Task objective
In the data below, find every line that has the string "della", and copy it.

Dataset rows describing interfaces

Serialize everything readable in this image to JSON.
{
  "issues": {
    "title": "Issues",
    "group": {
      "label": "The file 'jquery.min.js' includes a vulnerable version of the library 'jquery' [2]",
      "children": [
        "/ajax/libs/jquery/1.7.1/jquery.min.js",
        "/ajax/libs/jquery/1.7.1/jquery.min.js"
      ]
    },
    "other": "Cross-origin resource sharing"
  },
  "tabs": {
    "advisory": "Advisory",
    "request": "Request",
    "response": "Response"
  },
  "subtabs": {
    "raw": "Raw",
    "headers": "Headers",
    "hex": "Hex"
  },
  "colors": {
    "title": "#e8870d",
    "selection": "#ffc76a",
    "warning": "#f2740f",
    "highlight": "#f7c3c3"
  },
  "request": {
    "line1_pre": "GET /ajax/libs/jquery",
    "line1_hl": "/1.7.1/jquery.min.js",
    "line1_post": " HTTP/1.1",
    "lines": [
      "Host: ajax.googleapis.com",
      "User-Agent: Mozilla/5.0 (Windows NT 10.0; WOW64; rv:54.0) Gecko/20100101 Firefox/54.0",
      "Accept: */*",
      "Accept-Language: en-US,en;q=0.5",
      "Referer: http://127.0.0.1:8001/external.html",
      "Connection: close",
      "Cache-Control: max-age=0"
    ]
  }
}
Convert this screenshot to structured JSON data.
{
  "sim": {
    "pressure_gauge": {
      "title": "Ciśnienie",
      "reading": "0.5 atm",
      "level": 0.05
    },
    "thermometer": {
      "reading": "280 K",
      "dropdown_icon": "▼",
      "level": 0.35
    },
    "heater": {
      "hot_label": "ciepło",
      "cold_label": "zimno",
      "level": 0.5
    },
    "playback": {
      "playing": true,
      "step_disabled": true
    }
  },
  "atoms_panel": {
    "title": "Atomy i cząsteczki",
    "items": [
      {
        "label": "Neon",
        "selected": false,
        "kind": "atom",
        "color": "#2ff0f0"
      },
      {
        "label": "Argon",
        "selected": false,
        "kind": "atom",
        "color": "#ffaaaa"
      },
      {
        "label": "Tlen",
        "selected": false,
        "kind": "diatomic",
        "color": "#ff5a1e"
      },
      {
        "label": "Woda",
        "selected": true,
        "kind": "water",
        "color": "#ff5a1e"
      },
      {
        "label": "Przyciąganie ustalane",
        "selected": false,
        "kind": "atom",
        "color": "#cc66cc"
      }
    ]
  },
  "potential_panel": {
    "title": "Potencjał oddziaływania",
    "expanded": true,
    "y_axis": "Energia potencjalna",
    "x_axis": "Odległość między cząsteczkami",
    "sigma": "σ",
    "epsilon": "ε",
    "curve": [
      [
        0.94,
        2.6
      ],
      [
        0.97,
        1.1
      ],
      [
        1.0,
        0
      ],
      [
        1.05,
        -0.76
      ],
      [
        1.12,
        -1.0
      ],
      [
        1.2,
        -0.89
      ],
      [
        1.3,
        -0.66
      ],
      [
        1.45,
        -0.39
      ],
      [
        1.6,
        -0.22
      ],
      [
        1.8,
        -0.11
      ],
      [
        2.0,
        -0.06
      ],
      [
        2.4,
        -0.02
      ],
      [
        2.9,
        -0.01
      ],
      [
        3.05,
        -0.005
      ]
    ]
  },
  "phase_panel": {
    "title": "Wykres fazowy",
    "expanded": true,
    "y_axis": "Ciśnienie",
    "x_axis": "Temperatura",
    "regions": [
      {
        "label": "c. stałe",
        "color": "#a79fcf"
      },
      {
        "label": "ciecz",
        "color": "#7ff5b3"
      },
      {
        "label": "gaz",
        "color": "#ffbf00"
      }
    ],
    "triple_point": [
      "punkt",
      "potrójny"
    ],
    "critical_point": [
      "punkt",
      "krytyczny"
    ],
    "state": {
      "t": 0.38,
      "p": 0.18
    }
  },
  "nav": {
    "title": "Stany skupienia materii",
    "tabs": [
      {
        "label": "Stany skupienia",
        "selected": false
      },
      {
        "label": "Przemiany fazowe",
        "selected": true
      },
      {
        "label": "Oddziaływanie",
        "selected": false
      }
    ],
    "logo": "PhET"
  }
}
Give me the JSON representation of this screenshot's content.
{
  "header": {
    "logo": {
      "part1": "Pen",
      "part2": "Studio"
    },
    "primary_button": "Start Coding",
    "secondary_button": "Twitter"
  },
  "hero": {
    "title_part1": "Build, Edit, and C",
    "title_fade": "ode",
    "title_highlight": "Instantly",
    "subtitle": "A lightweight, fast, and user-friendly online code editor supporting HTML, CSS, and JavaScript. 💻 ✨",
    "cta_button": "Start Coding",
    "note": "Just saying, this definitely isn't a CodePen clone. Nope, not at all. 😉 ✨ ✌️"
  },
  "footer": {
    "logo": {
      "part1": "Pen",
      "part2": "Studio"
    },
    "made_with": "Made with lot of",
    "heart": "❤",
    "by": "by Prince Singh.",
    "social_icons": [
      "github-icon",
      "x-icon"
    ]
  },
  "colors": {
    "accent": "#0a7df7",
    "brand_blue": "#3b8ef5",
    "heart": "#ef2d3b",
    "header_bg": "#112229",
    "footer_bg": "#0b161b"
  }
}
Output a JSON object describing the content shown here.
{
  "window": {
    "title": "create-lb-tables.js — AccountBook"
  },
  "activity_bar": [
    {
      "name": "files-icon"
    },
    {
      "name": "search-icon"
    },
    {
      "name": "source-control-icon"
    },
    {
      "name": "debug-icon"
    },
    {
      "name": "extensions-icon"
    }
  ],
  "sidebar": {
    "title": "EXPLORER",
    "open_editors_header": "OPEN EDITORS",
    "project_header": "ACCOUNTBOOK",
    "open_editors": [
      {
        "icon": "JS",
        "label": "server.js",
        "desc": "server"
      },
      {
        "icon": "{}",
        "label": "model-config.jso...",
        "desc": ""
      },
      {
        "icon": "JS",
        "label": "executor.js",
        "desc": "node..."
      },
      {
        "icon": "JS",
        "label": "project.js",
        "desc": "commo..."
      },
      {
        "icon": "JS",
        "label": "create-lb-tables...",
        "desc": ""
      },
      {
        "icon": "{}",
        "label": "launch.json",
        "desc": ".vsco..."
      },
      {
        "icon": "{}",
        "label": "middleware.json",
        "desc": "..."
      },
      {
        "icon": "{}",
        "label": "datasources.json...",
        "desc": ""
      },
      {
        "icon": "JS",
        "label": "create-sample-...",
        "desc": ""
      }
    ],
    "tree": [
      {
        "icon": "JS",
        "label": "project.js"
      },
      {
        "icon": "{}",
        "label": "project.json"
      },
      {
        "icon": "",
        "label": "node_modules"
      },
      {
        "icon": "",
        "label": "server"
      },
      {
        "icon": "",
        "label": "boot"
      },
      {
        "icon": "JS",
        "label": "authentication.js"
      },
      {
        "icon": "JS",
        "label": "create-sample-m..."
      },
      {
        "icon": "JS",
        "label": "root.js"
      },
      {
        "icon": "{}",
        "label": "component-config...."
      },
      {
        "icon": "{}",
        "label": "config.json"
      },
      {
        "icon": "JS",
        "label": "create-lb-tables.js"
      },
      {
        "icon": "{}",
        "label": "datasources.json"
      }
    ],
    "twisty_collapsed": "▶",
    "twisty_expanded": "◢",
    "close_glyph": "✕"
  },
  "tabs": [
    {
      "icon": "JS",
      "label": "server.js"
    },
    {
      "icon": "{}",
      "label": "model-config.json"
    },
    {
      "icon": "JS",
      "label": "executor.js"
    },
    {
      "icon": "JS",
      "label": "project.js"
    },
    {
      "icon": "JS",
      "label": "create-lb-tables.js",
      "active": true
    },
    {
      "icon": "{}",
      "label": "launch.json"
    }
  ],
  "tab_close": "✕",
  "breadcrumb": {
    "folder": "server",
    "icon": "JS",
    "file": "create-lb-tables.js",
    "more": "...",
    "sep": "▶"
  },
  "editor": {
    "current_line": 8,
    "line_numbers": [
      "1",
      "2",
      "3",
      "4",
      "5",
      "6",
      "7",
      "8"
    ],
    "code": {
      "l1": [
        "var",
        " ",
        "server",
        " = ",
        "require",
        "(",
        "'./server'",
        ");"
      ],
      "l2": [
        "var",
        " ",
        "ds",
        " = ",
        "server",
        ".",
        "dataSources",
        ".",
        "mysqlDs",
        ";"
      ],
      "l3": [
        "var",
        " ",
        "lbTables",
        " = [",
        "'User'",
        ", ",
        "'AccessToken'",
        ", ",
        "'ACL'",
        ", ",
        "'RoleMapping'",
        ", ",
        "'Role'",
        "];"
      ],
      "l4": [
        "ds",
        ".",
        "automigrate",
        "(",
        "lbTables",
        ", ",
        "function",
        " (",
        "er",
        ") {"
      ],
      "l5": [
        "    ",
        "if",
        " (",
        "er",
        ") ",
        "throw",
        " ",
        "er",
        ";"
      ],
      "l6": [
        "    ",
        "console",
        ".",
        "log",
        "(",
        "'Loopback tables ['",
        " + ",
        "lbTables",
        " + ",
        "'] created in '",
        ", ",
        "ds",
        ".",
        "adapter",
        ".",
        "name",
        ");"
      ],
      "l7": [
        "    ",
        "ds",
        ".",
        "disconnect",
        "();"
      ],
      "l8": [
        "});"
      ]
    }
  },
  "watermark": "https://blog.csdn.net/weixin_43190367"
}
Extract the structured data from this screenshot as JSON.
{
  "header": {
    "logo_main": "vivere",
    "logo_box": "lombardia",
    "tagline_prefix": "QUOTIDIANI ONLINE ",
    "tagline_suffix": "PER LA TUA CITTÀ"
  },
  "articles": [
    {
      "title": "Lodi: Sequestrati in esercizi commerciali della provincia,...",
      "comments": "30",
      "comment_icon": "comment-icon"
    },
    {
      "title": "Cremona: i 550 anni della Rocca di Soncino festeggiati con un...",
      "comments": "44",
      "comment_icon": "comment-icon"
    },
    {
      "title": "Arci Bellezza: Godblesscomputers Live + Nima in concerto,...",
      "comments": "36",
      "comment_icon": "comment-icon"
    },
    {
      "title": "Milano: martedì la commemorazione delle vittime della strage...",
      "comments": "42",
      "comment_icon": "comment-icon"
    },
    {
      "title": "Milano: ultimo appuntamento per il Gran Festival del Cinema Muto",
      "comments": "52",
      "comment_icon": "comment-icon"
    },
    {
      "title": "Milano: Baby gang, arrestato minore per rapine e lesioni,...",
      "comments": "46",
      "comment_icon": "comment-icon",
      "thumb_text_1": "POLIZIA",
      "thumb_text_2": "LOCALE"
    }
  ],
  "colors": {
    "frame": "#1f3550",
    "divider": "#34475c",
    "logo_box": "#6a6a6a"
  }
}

The completed task
      "title": "Lodi: Sequestrati in esercizi commerciali della provincia,...",
      "title": "Cremona: i 550 anni della Rocca di Soncino festeggiati con un...",
      "title": "Milano: martedì la commemorazione delle vittime della strage...",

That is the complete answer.